Group living and cognition
Tristan has always had a fascination with understanding how, when and why animals form groups? Are groups formed because of a mutual attraction to a resource (e.g. food) or do some animals form groups because of a social attraction to one another. These questions formed the basis of his doctoral thesis on the social organisation of the lemon shark, Negaprion brevirostris and led him to want to understand more about the cognitive capacities of sharks. How quickly can sharks learn a feeding task? Can they learn it from each other? How long can they remember the task for? How do their learning capabilities match up to other animals?
Juvenile lemon sharks showed: 1) an active preference to be social, 2) a preference to socialize with other sharks of similar size, but not sex, 3) predictable use of a mangrove-fringed refuge site where they socialize over the high tide to avoid predators. Follow links above for peer-reviewed publications.

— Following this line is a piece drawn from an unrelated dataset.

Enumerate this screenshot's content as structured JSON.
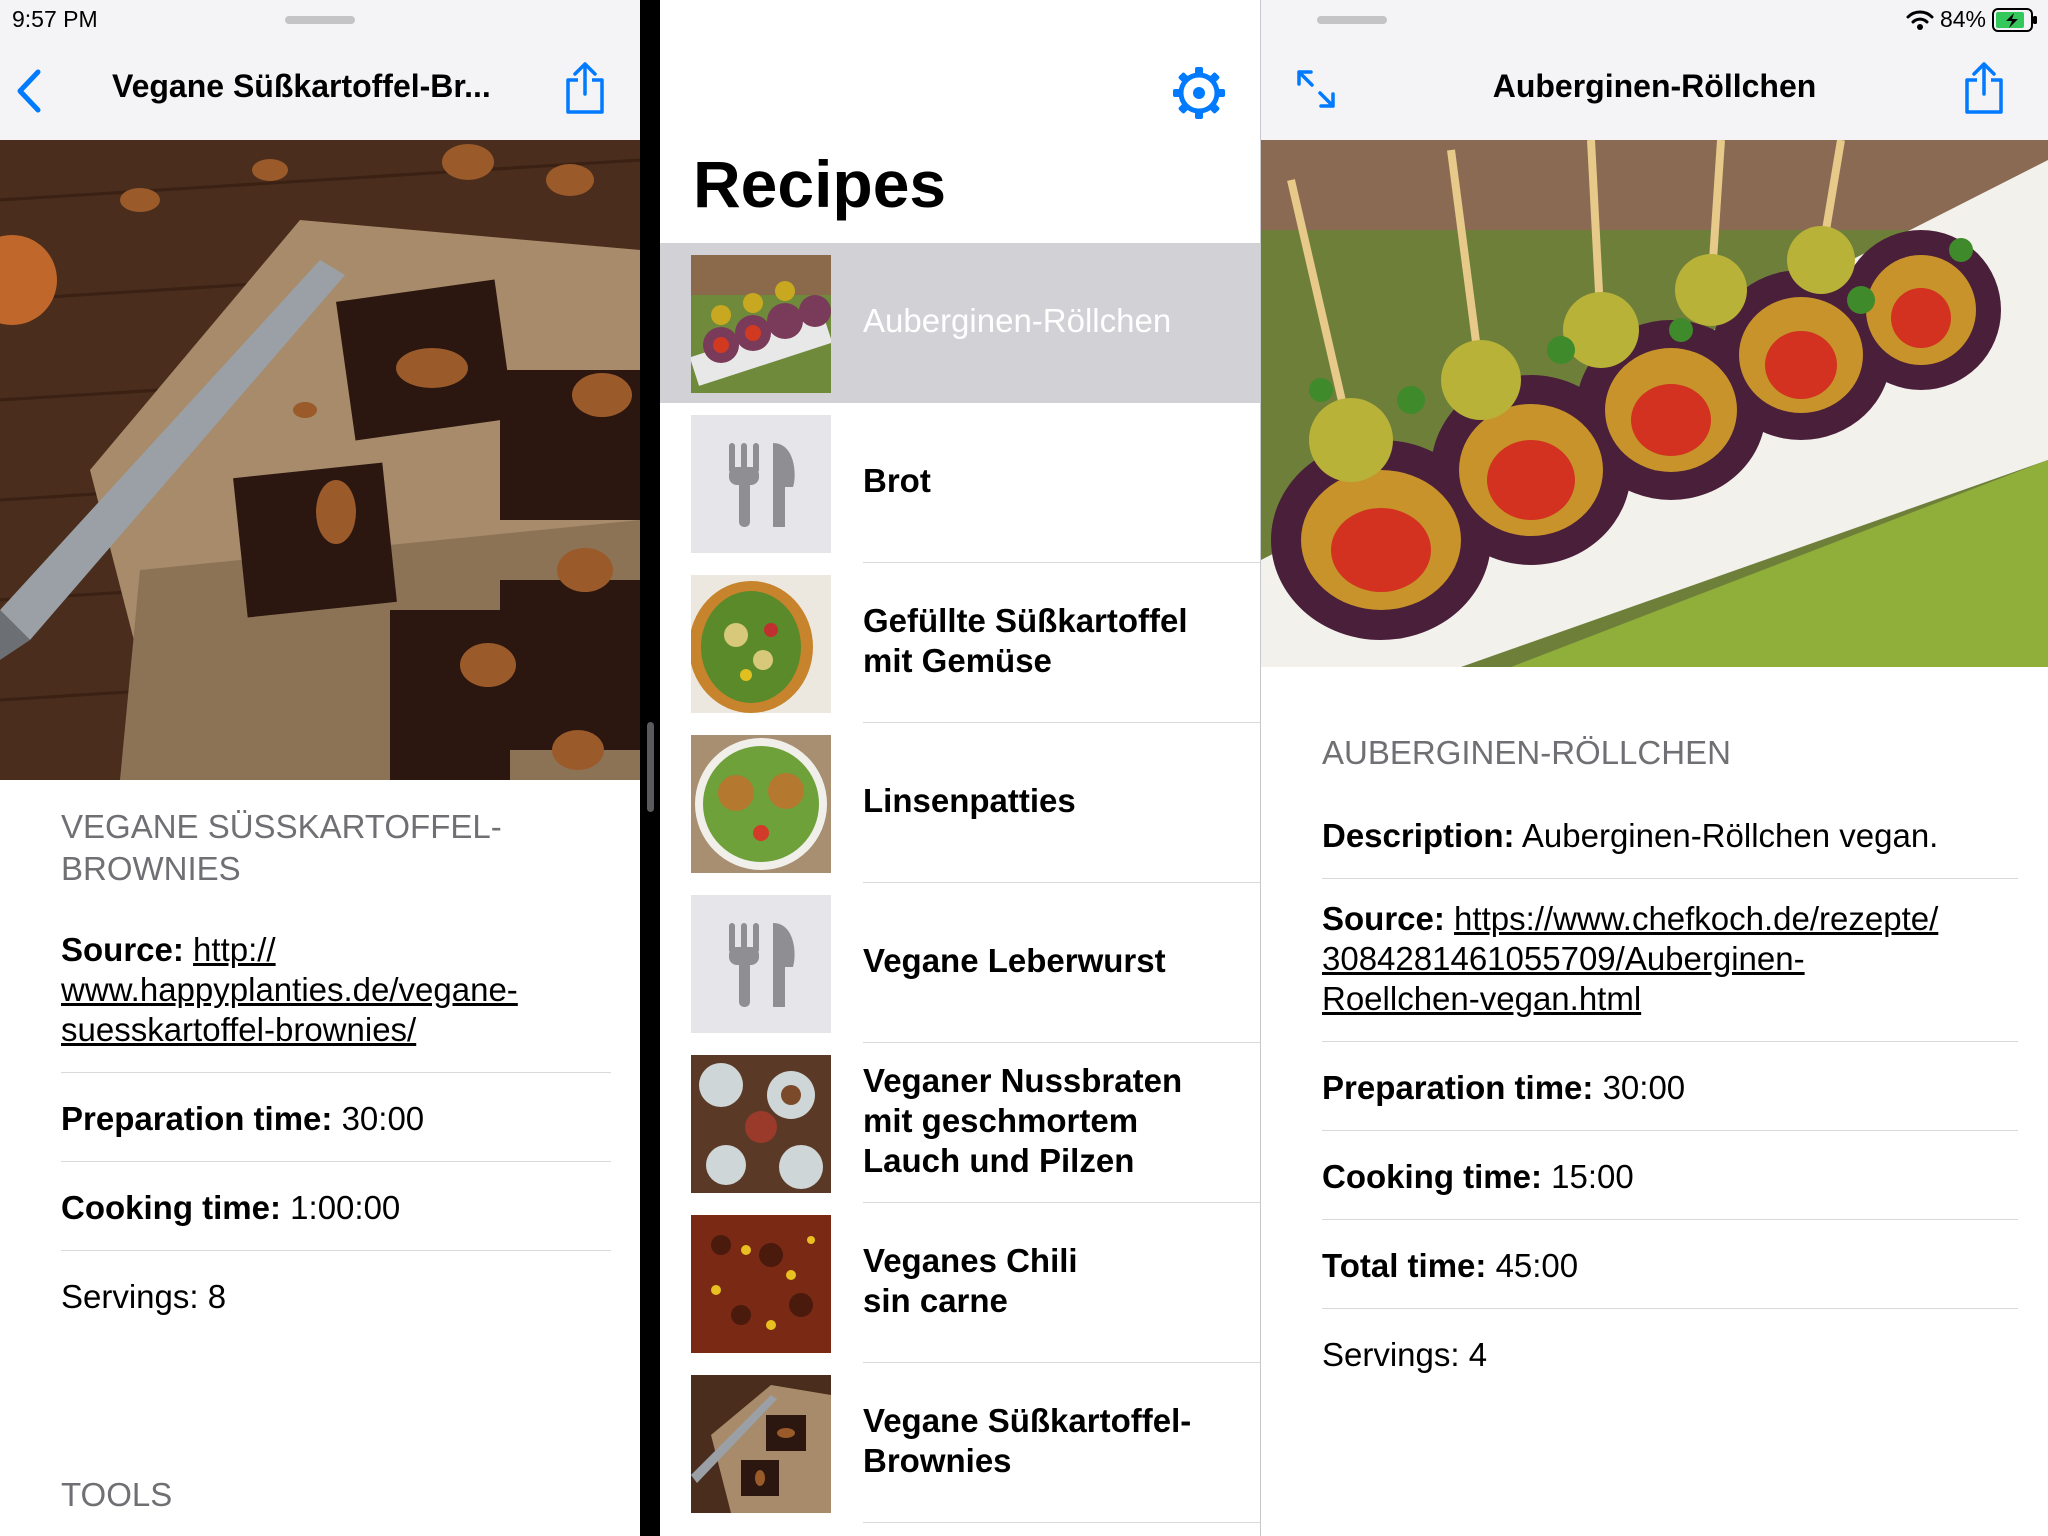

1) Learning plays an important role in the behavior of sharks. 2) Juvenile lemon sharks can learn from each other. 3) Port Jackson sharks can learn a classical conditioning paradigm and remember it for at least 40 days. Follow links above for peer-reviewed publications.